**Problem details**
Whenever a line in the data contains "name", show that line.

(Stored data)
>>
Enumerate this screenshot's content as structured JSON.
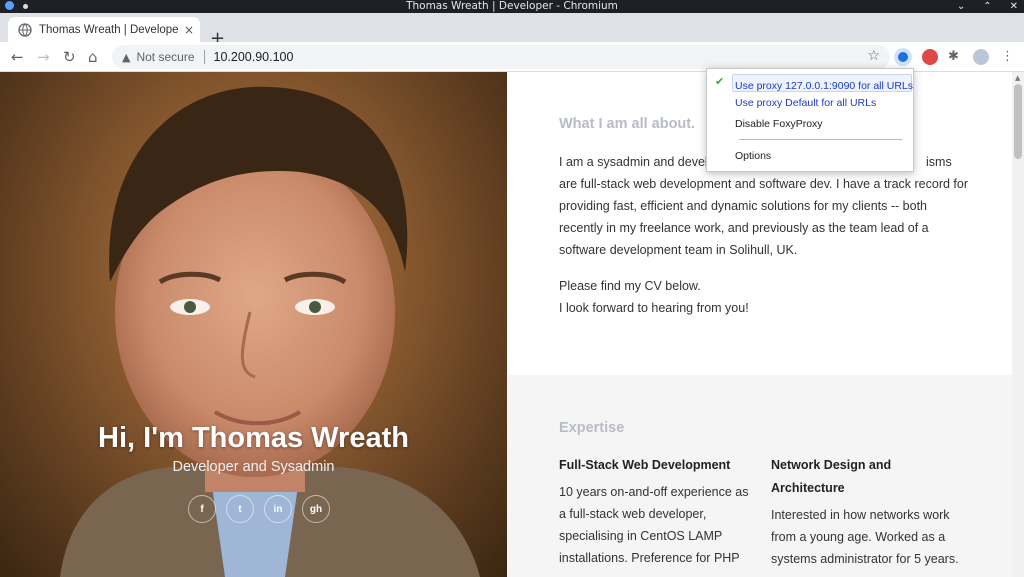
{
  "window": {
    "title": "Thomas Wreath | Developer - Chromium"
  },
  "tab": {
    "title": "Thomas Wreath | Develope",
    "close": "×",
    "new_tab": "+"
  },
  "toolbar": {
    "back": "←",
    "forward": "→",
    "reload": "↻",
    "home": "⌂",
    "security_label": "Not secure",
    "url": "10.200.90.100",
    "bookmark": "☆"
  },
  "hero": {
    "title": "Hi, I'm Thomas Wreath",
    "subtitle": "Developer and Sysadmin",
    "socials": [
      "f",
      "t",
      "in",
      "gh"
    ]
  },
  "about": {
    "heading": "What I am all about.",
    "para1_lines": [
      "I am a sysadmin and devel",
      "are full-stack web development and software dev. I have a track record for",
      "providing fast, efficient and dynamic solutions for my clients -- both",
      "recently in my freelance work, and previously as the team lead of a",
      "software development team in Solihull, UK."
    ],
    "para1_tail": "isms",
    "para2_lines": [
      "Please find my CV below.",
      "I look forward to hearing from you!"
    ]
  },
  "expertise": {
    "heading": "Expertise",
    "col1": {
      "title": "Full-Stack Web Development",
      "text_lines": [
        "10 years on-and-off experience as",
        "a full-stack web developer,",
        "specialising in CentOS LAMP",
        "installations. Preference for PHP"
      ]
    },
    "col2": {
      "title_lines": [
        "Network Design and",
        "Architecture"
      ],
      "text_lines": [
        "Interested in how networks work",
        "from a young age. Worked as a",
        "systems administrator for 5 years."
      ]
    }
  },
  "foxyproxy": {
    "check": "✔",
    "items": [
      "Use proxy 127.0.0.1:9090 for all URLs",
      "Use proxy Default for all URLs",
      "Disable FoxyProxy",
      "Options"
    ]
  },
  "colors": {
    "link": "#1a3cc8",
    "heading": "#b8bcc6",
    "check": "#36a836"
  }
}
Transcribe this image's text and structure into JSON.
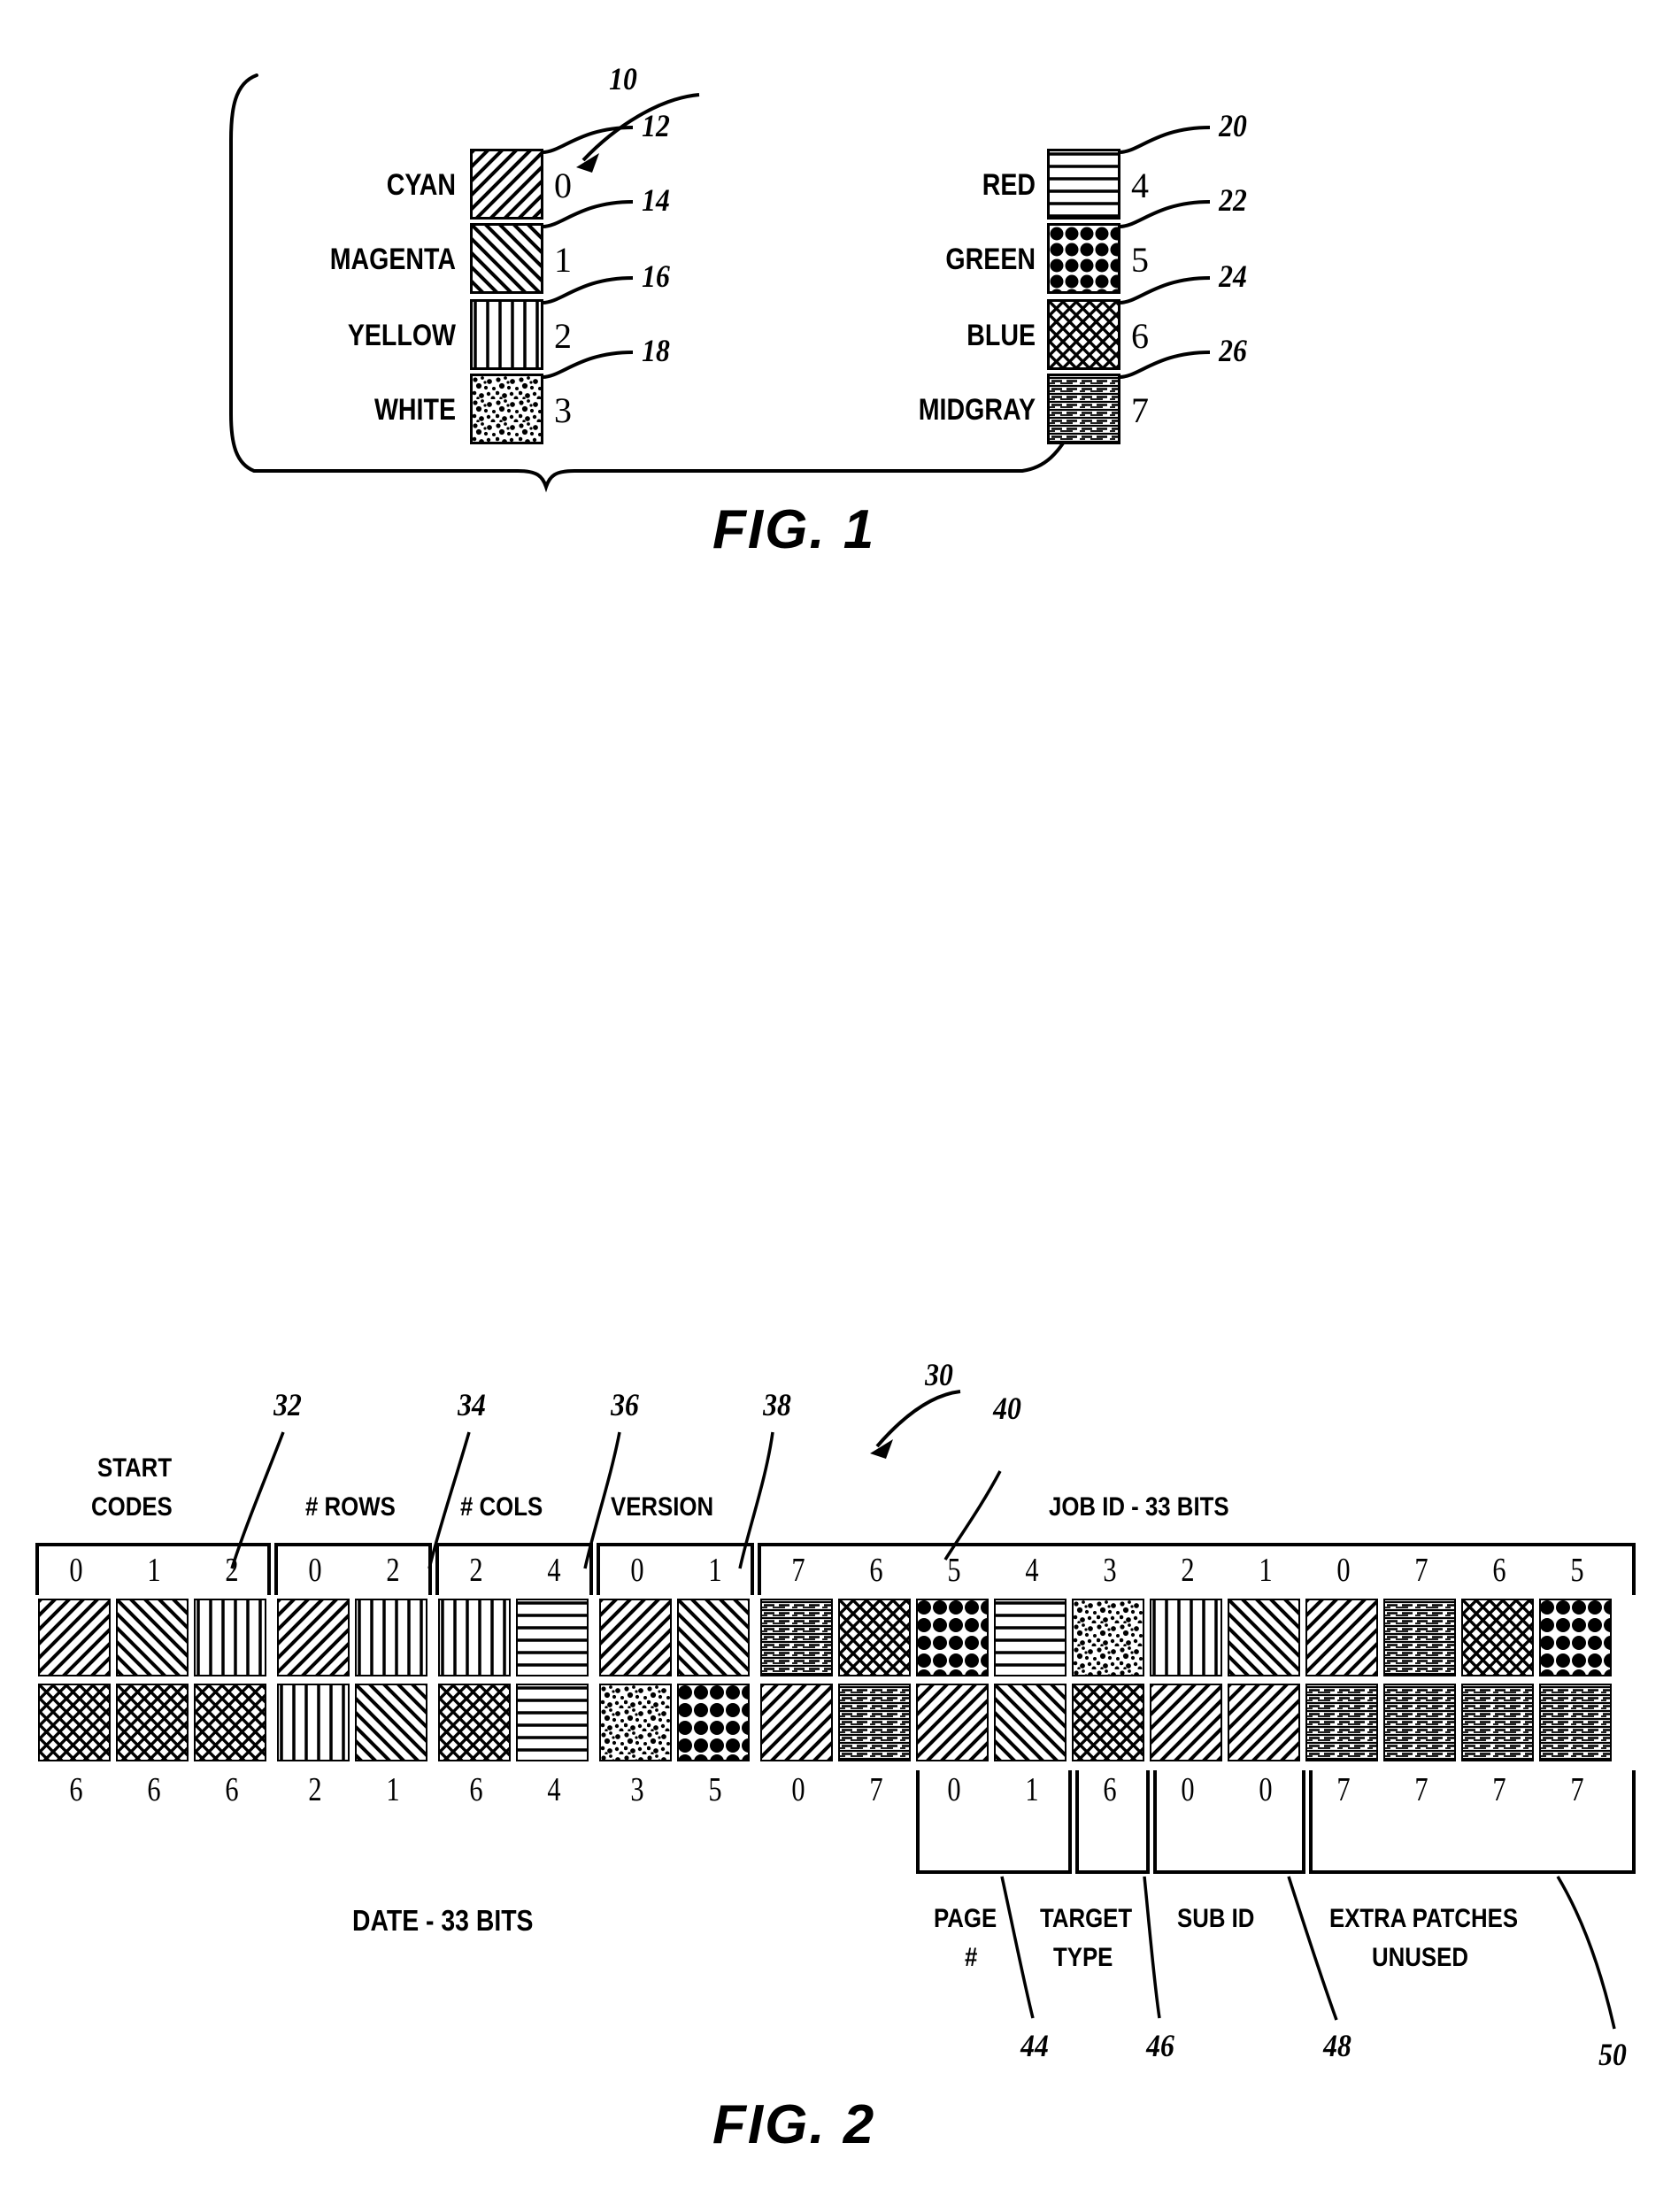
{
  "figure1": {
    "caption": "FIG. 1",
    "group_ref": "10",
    "left_column": [
      {
        "name": "CYAN",
        "code": "0",
        "ref": "12",
        "pattern": "diag-back"
      },
      {
        "name": "MAGENTA",
        "code": "1",
        "ref": "14",
        "pattern": "diag-fwd"
      },
      {
        "name": "YELLOW",
        "code": "2",
        "ref": "16",
        "pattern": "vertical"
      },
      {
        "name": "WHITE",
        "code": "3",
        "ref": "18",
        "pattern": "speckle"
      }
    ],
    "right_column": [
      {
        "name": "RED",
        "code": "4",
        "ref": "20",
        "pattern": "horizontal"
      },
      {
        "name": "GREEN",
        "code": "5",
        "ref": "22",
        "pattern": "bigdots"
      },
      {
        "name": "BLUE",
        "code": "6",
        "ref": "24",
        "pattern": "crosshatch"
      },
      {
        "name": "MIDGRAY",
        "code": "7",
        "ref": "26",
        "pattern": "finedash"
      }
    ]
  },
  "figure2": {
    "caption": "FIG. 2",
    "group_ref": "30",
    "top_fields": [
      {
        "label": "START\nCODES",
        "ref": "32",
        "span": 3
      },
      {
        "label": "# ROWS",
        "ref": "34",
        "span": 2
      },
      {
        "label": "# COLS",
        "ref": "36",
        "span": 2
      },
      {
        "label": "VERSION",
        "ref": "38",
        "span": 2
      },
      {
        "label": "JOB ID - 33 BITS",
        "ref": "40",
        "span": 11
      }
    ],
    "top_field_labels": {
      "start_codes_l1": "START",
      "start_codes_l2": "CODES",
      "rows": "# ROWS",
      "cols": "# COLS",
      "version": "VERSION",
      "jobid": "JOB ID - 33 BITS"
    },
    "top_refs": [
      "32",
      "34",
      "36",
      "38",
      "40"
    ],
    "arrow_ref": "30",
    "top_values": [
      "0",
      "1",
      "2",
      "0",
      "2",
      "2",
      "4",
      "0",
      "1",
      "7",
      "6",
      "5",
      "4",
      "3",
      "2",
      "1",
      "0",
      "7",
      "6",
      "5"
    ],
    "top_patterns": [
      "diag-back",
      "diag-fwd",
      "vertical",
      "diag-back",
      "vertical",
      "vertical",
      "horizontal",
      "diag-back",
      "diag-fwd",
      "finedash",
      "crosshatch",
      "bigdots",
      "horizontal",
      "speckle",
      "vertical",
      "diag-fwd",
      "diag-back",
      "finedash",
      "crosshatch",
      "bigdots"
    ],
    "bottom_values": [
      "6",
      "6",
      "6",
      "2",
      "1",
      "6",
      "4",
      "3",
      "5",
      "0",
      "7",
      "0",
      "1",
      "6",
      "0",
      "0",
      "7",
      "7",
      "7",
      "7"
    ],
    "bottom_patterns": [
      "crosshatch",
      "crosshatch",
      "crosshatch",
      "vertical",
      "diag-fwd",
      "crosshatch",
      "horizontal",
      "speckle",
      "bigdots",
      "diag-back",
      "finedash",
      "diag-back",
      "diag-fwd",
      "crosshatch",
      "diag-back",
      "diag-back",
      "finedash",
      "finedash",
      "finedash",
      "finedash"
    ],
    "bottom_fields": {
      "date": "DATE - 33 BITS",
      "page_l1": "PAGE",
      "page_l2": "#",
      "target_l1": "TARGET",
      "target_l2": "TYPE",
      "subid": "SUB ID",
      "extra_l1": "EXTRA PATCHES",
      "extra_l2": "UNUSED"
    },
    "bottom_refs": [
      "44",
      "46",
      "48",
      "50"
    ]
  },
  "patterns": {
    "diag-back": "diagonal-backslash-hatch",
    "diag-fwd": "diagonal-forwardslash-hatch",
    "vertical": "vertical-line-hatch",
    "speckle": "fine-random-dots",
    "horizontal": "horizontal-line-hatch",
    "bigdots": "large-dot-grid-on-black",
    "crosshatch": "diamond-crosshatch",
    "finedash": "fine-horizontal-dashes"
  },
  "colors": {
    "ink": "#000000",
    "paper": "#ffffff"
  }
}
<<
**Result of this exercise**
        "name": "CYAN",
        "name": "MAGENTA",
        "name": "YELLOW",
        "name": "WHITE",
        "name": "RED",
        "name": "GREEN",
        "name": "BLUE",
        "name": "MIDGRAY",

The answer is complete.